The fingerprint project, the most ambitious ever undertaken by the U.S. law enforcement and intelligence community, grows out of the U.S. effort to locate and neutralize the 10,000 or so men who went through Al-Qaeda terror camps and are now dispersed in sleeper cells around the world. U.S. counter-terrorism investigators, sifting through interviews with detainees in Guantanamo and documents seized in Afghanistan and Pakistan, place top priority on pinning down the true names and nationalities of these Al-Qaeda operatives. Once that's been accomplished, U.S. agencies canvass security services where the terrorists resided for fingerprints. Mugshots and other identifying data are also being filed in the new system.

A bill that passed the House last December and is expected to win Senate approval this week will require that by the year 2003 all foreign visitors must submit fingerprints and other biometric data, which will be encoded in a tamper-proof visa document. The U.S. State Department will be able to access the FBI/CIA database while considering whether to grant a visa.

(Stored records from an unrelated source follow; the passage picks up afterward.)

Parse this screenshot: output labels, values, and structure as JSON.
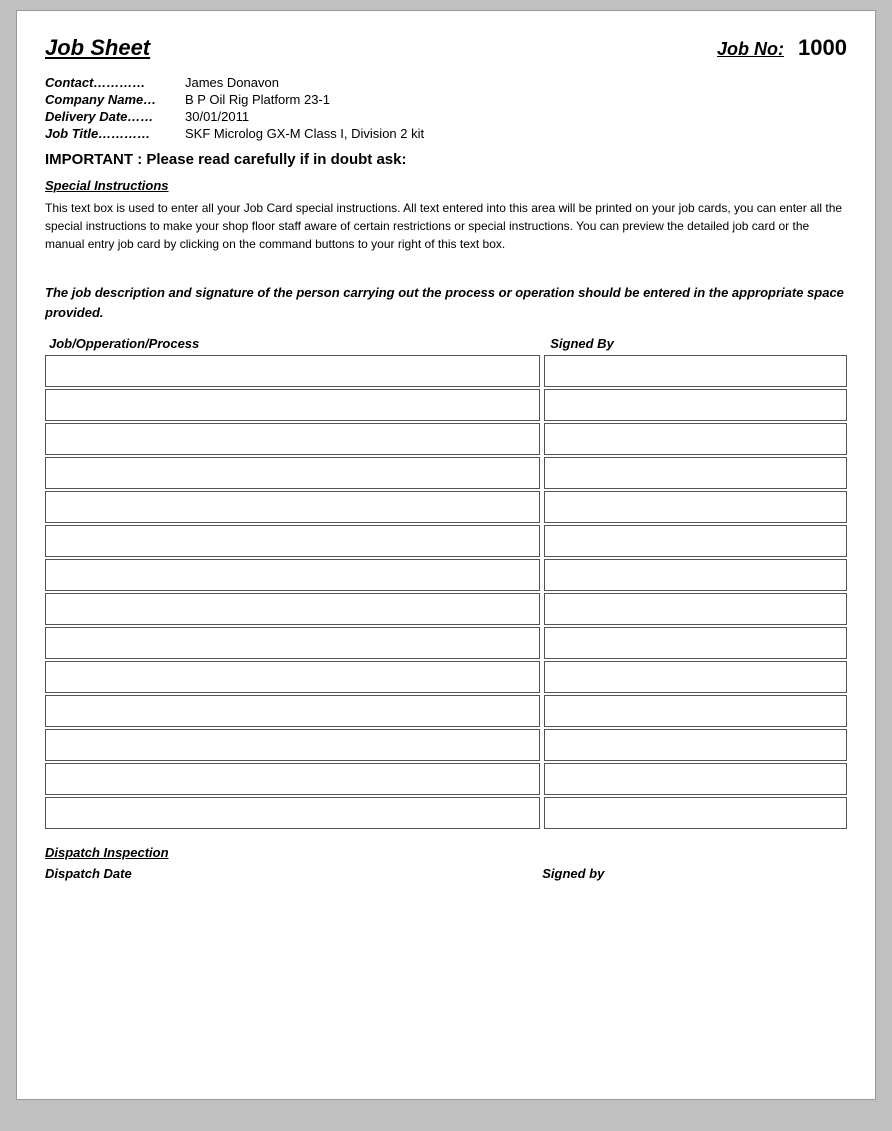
{
  "header": {
    "title": "Job Sheet",
    "job_no_label": "Job No:",
    "job_no_value": "1000"
  },
  "info": {
    "contact_label": "Contact…………",
    "contact_value": "James Donavon",
    "company_label": "Company Name…",
    "company_value": "B P Oil Rig Platform 23-1",
    "delivery_label": "Delivery Date……",
    "delivery_value": "30/01/2011",
    "job_title_label": "Job Title…………",
    "job_title_value": "SKF Microlog GX-M Class I, Division 2 kit"
  },
  "important_notice": "IMPORTANT : Please read carefully if in doubt ask:",
  "special_instructions": {
    "label": "Special Instructions",
    "text": "This text box is used to enter all your Job Card special instructions. All text entered into this area will be printed on your job cards, you can enter all the special instructions to make your shop floor staff aware of certain restrictions or special instructions. You can preview the detailed job card or the manual entry job card by clicking on the command buttons to your right of this text box."
  },
  "job_desc_note": "The job description and signature of the person carrying out the process or operation should be entered in the appropriate space provided.",
  "table": {
    "col_job_label": "Job/Opperation/Process",
    "col_signed_label": "Signed By",
    "row_count": 14
  },
  "dispatch": {
    "label": "Dispatch Inspection",
    "date_label": "Dispatch Date",
    "signed_label": "Signed by"
  }
}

The Immigration and Naturalization Service and the U.S. Customs authorities will also have access to the names and details in FBI/CIA terror intelligence database when screening visitors at ports of entry.